picture courtesy of Adam McLean





Jung's alchemy
a psychoanalytic reading

Central to Jung's work was the collective unconscious, a "myth-producing level of mind common to all" (Storr, 16). Alchemy, often misunderstood as pseudo-chemists vainly trying to make gold, was in fact a religious quest for 'philisophical' gold - a spiritual development. Not only is it rich with the archetypal images that compose the collective unconscious, it attempted to work with them and unify them. Jung saw this as a symbolic process of individuation.

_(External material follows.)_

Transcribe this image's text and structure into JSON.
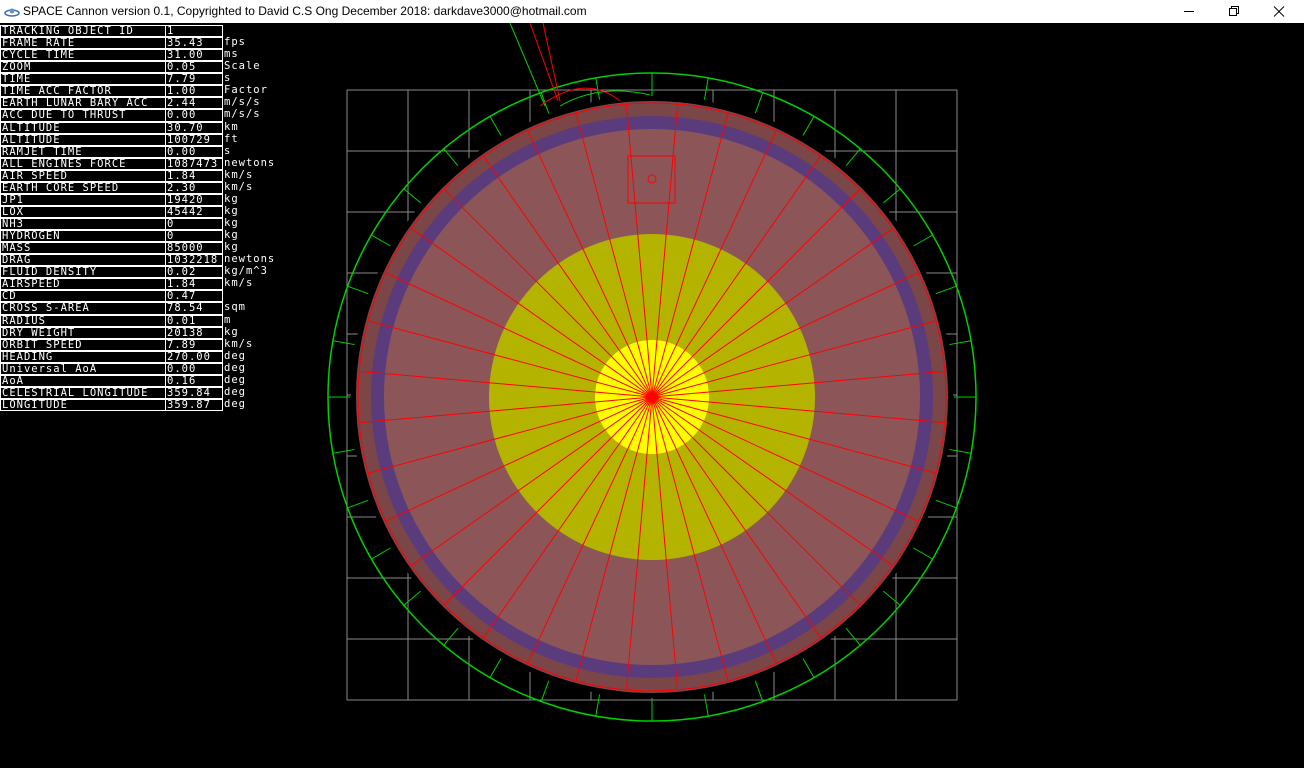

Although as a religion alchemy has all but ceased to be, as a myth-system it can still illuminate us. Firstly, through not being institutionalised, it retained an intimate, non-prescriptive relationship with the collective unconscious. Secondly, in compensating for the one-sidedness of the dominant religion, Christianity, it addressed similar problems to ones we face now, but from a different historical vantage point.